(a) The person who is the obligee of and who is in possession of an original evidence of debt;
(b) The person in possession of an original evidence of debt together with the proper indorsement or assignment thereof to such person in accordance with section 38-38-101 (6);
(c) The person in possession of a negotiable instrument evidencing a debt, which has been duly negotiated to such person or to bearer or indorsed in blank; or
(d) The person in possession of an evidence of debt with authority, which may be granted by the original evidence of debt or deed of trust, to enforce the evidence of debt as agent, nominee, or trustee or in a similar capacity for the obligee of the evidence of debt.
C. R. S. §38-38-100.3(10) (emphasis added)
The problem with the “deemed to be” provision of §38-38-101(6) – cross-referenced in §38-38-100.3(10)(b) – is that it allows a mere certification or statement that a foreclosing party “. . . is the “holder of the evidence of debt”. . . .” (§38-38-101(6)) (emphasis added) to constitute conclusive proof of same. This statute, both on its face and as applied routinely in Rule 120 proceedings, renders the entire definition, and sub-definitions, of “holder of an evidence of debt” in §38-38-100.3(10) unnecessary and meaningless, and effectively eliminates the requirement of evidence to support the foreclosure.
The proposed Initiative would remedy this problem by embodying current statutory requirements for a “full-doc” foreclosure in the Constitution, and by Constitutionally prohibiting “no-doc” foreclosures and repealing recently-enacted statutory provisions that allow them.
4. “No-Doc” Foreclosure Is the Only Proceeding under
Colorado Law that Requires No Disclosures Whatsoever
The proposed Initiative would also restore due process to foreclosure proceedings, by requiring full disclosures of documentation that supports a foreclosure at the outset of the proceeding.
In all other civil proceedings, Rule 26 requires mandatory disclosures of evidence by all parties.
In criminal proceedings, the People must provide “discovery” of the facts on which criminal charges are based.
Even in uncontested divorces, both parties are required to make complete financial disclosures.
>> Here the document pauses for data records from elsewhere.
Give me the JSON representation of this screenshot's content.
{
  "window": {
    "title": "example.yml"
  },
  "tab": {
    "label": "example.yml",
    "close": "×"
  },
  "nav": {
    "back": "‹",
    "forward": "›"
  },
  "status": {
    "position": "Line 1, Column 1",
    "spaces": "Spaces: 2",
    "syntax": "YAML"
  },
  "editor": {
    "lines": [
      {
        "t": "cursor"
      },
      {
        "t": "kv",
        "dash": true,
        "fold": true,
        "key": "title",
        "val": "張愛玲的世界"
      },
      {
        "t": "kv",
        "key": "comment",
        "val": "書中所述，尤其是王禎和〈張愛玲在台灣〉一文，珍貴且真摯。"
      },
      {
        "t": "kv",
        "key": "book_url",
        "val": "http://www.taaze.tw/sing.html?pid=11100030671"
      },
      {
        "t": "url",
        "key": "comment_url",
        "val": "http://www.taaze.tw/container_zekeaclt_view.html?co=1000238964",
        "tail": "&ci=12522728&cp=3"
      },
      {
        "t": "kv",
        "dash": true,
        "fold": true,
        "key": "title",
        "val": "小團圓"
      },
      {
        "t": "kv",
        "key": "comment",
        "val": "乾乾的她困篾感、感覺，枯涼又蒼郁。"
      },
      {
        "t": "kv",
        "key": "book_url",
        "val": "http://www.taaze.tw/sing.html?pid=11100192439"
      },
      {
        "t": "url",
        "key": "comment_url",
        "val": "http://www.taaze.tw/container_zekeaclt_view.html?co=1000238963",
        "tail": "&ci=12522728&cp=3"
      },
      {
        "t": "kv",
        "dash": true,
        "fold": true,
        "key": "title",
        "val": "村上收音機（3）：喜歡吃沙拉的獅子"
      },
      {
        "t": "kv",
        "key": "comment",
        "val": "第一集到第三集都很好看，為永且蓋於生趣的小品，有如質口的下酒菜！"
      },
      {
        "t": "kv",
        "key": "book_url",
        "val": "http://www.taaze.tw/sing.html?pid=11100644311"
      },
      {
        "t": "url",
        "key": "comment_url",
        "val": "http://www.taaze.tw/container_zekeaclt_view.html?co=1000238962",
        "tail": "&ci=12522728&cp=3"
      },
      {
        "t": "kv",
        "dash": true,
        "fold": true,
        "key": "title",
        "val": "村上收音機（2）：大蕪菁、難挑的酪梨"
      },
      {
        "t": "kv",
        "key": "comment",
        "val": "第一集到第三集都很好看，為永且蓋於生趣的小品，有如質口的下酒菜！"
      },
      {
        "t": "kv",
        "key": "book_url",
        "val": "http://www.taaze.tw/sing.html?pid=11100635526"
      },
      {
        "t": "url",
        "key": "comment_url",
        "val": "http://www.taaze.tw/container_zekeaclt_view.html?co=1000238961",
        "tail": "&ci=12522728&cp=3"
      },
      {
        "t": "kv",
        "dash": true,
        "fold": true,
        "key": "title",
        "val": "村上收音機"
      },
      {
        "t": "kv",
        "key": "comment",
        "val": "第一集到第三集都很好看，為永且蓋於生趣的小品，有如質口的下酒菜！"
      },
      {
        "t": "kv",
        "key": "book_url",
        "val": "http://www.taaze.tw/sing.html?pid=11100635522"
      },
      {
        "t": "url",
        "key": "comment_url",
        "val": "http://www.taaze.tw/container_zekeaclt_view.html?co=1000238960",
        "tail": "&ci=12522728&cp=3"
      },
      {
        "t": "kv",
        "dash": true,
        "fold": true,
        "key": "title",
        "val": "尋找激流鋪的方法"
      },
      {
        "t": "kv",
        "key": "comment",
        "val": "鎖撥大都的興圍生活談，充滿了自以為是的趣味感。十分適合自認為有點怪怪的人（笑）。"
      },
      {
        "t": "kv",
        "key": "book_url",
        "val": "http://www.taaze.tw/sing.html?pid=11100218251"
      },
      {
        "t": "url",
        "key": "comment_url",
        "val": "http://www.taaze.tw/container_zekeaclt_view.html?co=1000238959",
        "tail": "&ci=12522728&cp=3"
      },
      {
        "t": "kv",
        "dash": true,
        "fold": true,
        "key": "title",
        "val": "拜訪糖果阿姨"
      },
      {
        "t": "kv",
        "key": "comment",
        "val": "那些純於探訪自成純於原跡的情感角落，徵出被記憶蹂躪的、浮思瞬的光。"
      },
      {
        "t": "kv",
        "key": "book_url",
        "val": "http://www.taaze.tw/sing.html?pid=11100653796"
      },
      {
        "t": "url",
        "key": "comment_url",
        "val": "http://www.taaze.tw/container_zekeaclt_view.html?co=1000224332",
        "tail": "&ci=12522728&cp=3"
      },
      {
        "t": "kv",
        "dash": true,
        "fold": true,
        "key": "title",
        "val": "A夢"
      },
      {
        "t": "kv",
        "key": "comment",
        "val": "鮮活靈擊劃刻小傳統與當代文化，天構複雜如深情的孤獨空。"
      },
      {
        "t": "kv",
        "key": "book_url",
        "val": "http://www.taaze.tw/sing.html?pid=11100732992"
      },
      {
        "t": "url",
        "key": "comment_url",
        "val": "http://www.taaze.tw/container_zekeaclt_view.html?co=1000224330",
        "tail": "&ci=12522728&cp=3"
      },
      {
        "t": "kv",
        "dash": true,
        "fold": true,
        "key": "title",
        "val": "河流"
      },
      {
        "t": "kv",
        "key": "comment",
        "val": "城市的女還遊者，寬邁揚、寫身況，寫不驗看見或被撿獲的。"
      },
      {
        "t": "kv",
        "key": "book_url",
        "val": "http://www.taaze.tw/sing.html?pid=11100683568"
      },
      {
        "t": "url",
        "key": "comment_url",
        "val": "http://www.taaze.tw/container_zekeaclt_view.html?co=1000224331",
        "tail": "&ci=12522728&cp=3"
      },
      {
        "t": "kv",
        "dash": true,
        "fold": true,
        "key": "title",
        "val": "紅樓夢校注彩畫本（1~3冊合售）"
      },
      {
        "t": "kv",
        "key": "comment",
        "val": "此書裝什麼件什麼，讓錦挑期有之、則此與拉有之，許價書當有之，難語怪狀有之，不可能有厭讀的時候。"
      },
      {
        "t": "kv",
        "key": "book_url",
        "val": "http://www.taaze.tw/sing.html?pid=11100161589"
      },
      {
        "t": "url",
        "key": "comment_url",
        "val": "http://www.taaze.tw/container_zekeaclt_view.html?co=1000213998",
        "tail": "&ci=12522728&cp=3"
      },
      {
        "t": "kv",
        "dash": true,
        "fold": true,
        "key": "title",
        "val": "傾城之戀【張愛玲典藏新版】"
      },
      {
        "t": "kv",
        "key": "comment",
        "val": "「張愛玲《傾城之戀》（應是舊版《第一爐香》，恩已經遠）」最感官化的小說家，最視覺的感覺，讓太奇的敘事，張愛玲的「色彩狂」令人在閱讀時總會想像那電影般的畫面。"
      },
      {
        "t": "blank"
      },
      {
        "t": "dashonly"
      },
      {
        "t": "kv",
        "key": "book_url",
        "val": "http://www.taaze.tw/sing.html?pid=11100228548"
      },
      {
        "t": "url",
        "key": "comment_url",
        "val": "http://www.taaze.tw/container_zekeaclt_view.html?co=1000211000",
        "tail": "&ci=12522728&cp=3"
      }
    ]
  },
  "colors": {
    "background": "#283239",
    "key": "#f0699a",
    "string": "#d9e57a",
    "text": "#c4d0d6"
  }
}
But in a “no-doc” foreclosure under the “certification” provisions of 38-38-101, disclosures are not only optional, but a “certification” alone is statutorily “deemed” to be proof of valid assignments of the right to expeditiously take someone’s home, even when the limited documents that have been filed refute the claim of valid assignments. And a homeowner has to litigate for 2-3 years, against the best lawyers money can buy, just to get documentary evidence that should have been disclosed the moment the case was filed. This is logically, morally, legally, and constitutionally unacceptable.
It is the creditor’s responsibility to keep a borrower and the Court informed as to
who owns the note and mortgage and is servicing the loan, not the borrower’s or the Court’s responsibility to ferret out the truth. . . .
In Re Nosek, 2009 U. S. Dist LEXIS 44835, at **9-11 (D. Mass. 2009).